* **Exercise directions**:
Whenever a line in the data holds the string "label", pull that line out.

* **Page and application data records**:
──────
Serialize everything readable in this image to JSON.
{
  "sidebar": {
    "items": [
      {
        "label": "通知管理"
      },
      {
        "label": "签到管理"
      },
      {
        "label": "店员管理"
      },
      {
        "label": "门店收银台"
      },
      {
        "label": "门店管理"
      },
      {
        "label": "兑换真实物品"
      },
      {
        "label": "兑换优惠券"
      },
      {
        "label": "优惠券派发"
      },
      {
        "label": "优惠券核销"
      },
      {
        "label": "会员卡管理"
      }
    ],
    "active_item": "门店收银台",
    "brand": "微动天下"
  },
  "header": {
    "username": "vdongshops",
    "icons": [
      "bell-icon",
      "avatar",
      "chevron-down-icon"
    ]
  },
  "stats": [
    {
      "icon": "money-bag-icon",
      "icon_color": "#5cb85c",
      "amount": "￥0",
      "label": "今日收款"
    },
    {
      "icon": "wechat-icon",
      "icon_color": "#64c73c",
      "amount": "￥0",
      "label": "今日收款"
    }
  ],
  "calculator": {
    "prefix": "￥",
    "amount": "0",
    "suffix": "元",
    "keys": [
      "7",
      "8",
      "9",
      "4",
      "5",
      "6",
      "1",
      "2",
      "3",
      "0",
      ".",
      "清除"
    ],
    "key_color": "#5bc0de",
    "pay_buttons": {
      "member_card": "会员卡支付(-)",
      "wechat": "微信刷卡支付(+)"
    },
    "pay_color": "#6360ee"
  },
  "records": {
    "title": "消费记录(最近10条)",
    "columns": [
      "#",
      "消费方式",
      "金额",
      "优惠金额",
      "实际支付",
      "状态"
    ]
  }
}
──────
* **Written solution**:
        "label": "通知管理"
        "label": "签到管理"
        "label": "店员管理"
        "label": "门店收银台"
        "label": "门店管理"
        "label": "兑换真实物品"
        "label": "兑换优惠券"
        "label": "优惠券派发"
        "label": "优惠券核销"
        "label": "会员卡管理"
      "label": "今日收款"
      "label": "今日收款"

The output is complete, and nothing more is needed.